Kandahar (Afghanistan), June 9(ANI): The proposed 'do-or-die' battle for Kandahar which had been expected to begin this month, has evolved more into a civilian reconstruction effort with military action in a supportive role.
According to the New York Times, the might of the strategy, which had the involvement of the Afghan, American and NATO civilian and military officials, has been brought down due to opposition to military action from an unsympathetic local population and Afghan officials in Kabul.
There are also concerns that military approach had not worked as well as hoped in a much smaller area in Marja, in neighboring Helmand Province.

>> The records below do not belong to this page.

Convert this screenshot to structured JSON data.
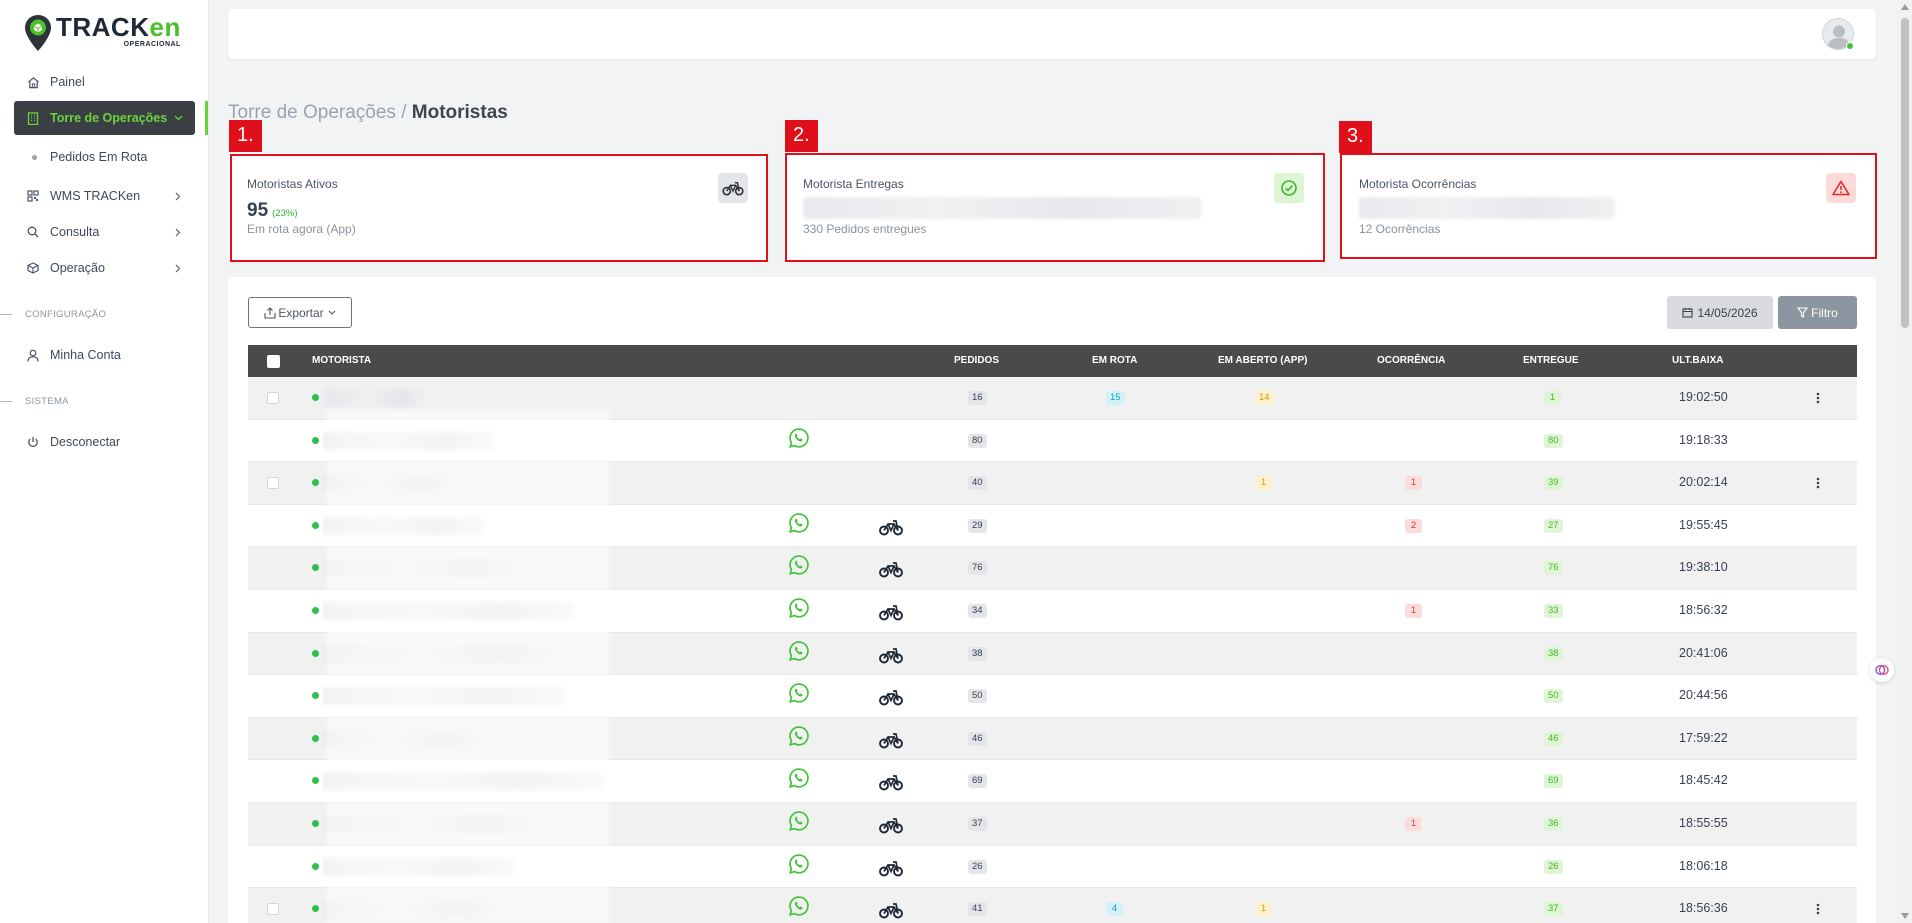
{
  "brand": {
    "name_main": "TRACK",
    "name_accent": "en",
    "subtitle": "OPERACIONAL"
  },
  "sidebar": {
    "items": [
      {
        "label": "Painel",
        "icon": "home-icon"
      },
      {
        "label": "Torre de Operações",
        "icon": "building-icon",
        "active": true
      },
      {
        "label": "WMS TRACKen",
        "icon": "qrcode-icon"
      },
      {
        "label": "Consulta",
        "icon": "search-icon"
      },
      {
        "label": "Operação",
        "icon": "box-icon"
      },
      {
        "label": "Minha Conta",
        "icon": "user-icon"
      },
      {
        "label": "Desconectar",
        "icon": "power-icon"
      }
    ],
    "sub_items": [
      {
        "label": "Pedidos Em Rota"
      }
    ],
    "sections": [
      {
        "label": "CONFIGURAÇÃO"
      },
      {
        "label": "SISTEMA"
      }
    ]
  },
  "breadcrumb": {
    "parent": "Torre de Operações",
    "separator": " / ",
    "current": "Motoristas"
  },
  "cards": [
    {
      "marker": "1.",
      "title": "Motoristas Ativos",
      "value": "95",
      "percent": "(23%)",
      "subtitle": "Em rota agora (App)",
      "icon": "bike-icon",
      "icon_bg": "#e3e5e8"
    },
    {
      "marker": "2.",
      "title": "Motorista Entregas",
      "subtitle": "330 Pedidos entregues",
      "icon": "check-circle-icon",
      "icon_bg": "#dcf5d5"
    },
    {
      "marker": "3.",
      "title": "Motorista Ocorrências",
      "subtitle": "12 Ocorrências",
      "icon": "warning-icon",
      "icon_bg": "#fcdada"
    }
  ],
  "toolbar": {
    "export_label": "Exportar",
    "date_label": "14/05/2026",
    "filter_label": "Filtro"
  },
  "table": {
    "headers": {
      "motorista": "MOTORISTA",
      "pedidos": "PEDIDOS",
      "em_rota": "EM ROTA",
      "em_aberto": "EM ABERTO (APP)",
      "ocorrencia": "OCORRÊNCIA",
      "entregue": "ENTREGUE",
      "ult_baixa": "ULT.BAIXA"
    },
    "rows": [
      {
        "pedidos": "16",
        "em_rota": "15",
        "em_aberto": "14",
        "ocorrencia": "",
        "entregue": "1",
        "ult_baixa": "19:02:50",
        "whatsapp": false,
        "bike": false,
        "checkbox": true,
        "menu": true
      },
      {
        "pedidos": "80",
        "em_rota": "",
        "em_aberto": "",
        "ocorrencia": "",
        "entregue": "80",
        "ult_baixa": "19:18:33",
        "whatsapp": true,
        "bike": false,
        "checkbox": false,
        "menu": false
      },
      {
        "pedidos": "40",
        "em_rota": "",
        "em_aberto": "1",
        "ocorrencia": "1",
        "entregue": "39",
        "ult_baixa": "20:02:14",
        "whatsapp": false,
        "bike": false,
        "checkbox": true,
        "menu": true
      },
      {
        "pedidos": "29",
        "em_rota": "",
        "em_aberto": "",
        "ocorrencia": "2",
        "entregue": "27",
        "ult_baixa": "19:55:45",
        "whatsapp": true,
        "bike": true,
        "checkbox": false,
        "menu": false
      },
      {
        "pedidos": "76",
        "em_rota": "",
        "em_aberto": "",
        "ocorrencia": "",
        "entregue": "76",
        "ult_baixa": "19:38:10",
        "whatsapp": true,
        "bike": true,
        "checkbox": false,
        "menu": false
      },
      {
        "pedidos": "34",
        "em_rota": "",
        "em_aberto": "",
        "ocorrencia": "1",
        "entregue": "33",
        "ult_baixa": "18:56:32",
        "whatsapp": true,
        "bike": true,
        "checkbox": false,
        "menu": false
      },
      {
        "pedidos": "38",
        "em_rota": "",
        "em_aberto": "",
        "ocorrencia": "",
        "entregue": "38",
        "ult_baixa": "20:41:06",
        "whatsapp": true,
        "bike": true,
        "checkbox": false,
        "menu": false
      },
      {
        "pedidos": "50",
        "em_rota": "",
        "em_aberto": "",
        "ocorrencia": "",
        "entregue": "50",
        "ult_baixa": "20:44:56",
        "whatsapp": true,
        "bike": true,
        "checkbox": false,
        "menu": false
      },
      {
        "pedidos": "46",
        "em_rota": "",
        "em_aberto": "",
        "ocorrencia": "",
        "entregue": "46",
        "ult_baixa": "17:59:22",
        "whatsapp": true,
        "bike": true,
        "checkbox": false,
        "menu": false
      },
      {
        "pedidos": "69",
        "em_rota": "",
        "em_aberto": "",
        "ocorrencia": "",
        "entregue": "69",
        "ult_baixa": "18:45:42",
        "whatsapp": true,
        "bike": true,
        "checkbox": false,
        "menu": false
      },
      {
        "pedidos": "37",
        "em_rota": "",
        "em_aberto": "",
        "ocorrencia": "1",
        "entregue": "36",
        "ult_baixa": "18:55:55",
        "whatsapp": true,
        "bike": true,
        "checkbox": false,
        "menu": false
      },
      {
        "pedidos": "26",
        "em_rota": "",
        "em_aberto": "",
        "ocorrencia": "",
        "entregue": "26",
        "ult_baixa": "18:06:18",
        "whatsapp": true,
        "bike": true,
        "checkbox": false,
        "menu": false
      },
      {
        "pedidos": "41",
        "em_rota": "4",
        "em_aberto": "1",
        "ocorrencia": "",
        "entregue": "37",
        "ult_baixa": "18:56:36",
        "whatsapp": true,
        "bike": true,
        "checkbox": true,
        "menu": true
      }
    ]
  },
  "colors": {
    "accent_green": "#6bd338",
    "highlight_red": "#e0101b",
    "header_dark": "#4a4a4a"
  }
}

The U.S. assault on Marja that began on February 13 was called Operation Moshtarak Phase II.
It is believed that planners initially called the Kandahar offensive Operation Moshtarak Phase III (after the Dari word for "together"), but now it has been renamed to Operation Hamkari (Dari for "cooperation").
"I'm not sure exactly what happened at the political level above us, but the very name of the thing changed," The New York Times quoted a NATO official in Kandahar, as saying.
In Operation Moshtarak Phase II, the plan was to carry out a military assault to oust the Taliban, followed by rapid delivery of government services, but in Kandahar the approach is now the opposite.
Civilian aid workers, protected by an increased military force, will try to provide those services first, before any major military action.
"This is not going to be a door-to-door military campaign. You'll see more Afghan National Police checkpoints, but it's not going to be an aggressive military campaign. They've looked at it and realized it wouldn't work," an American civilian official said. (ANI)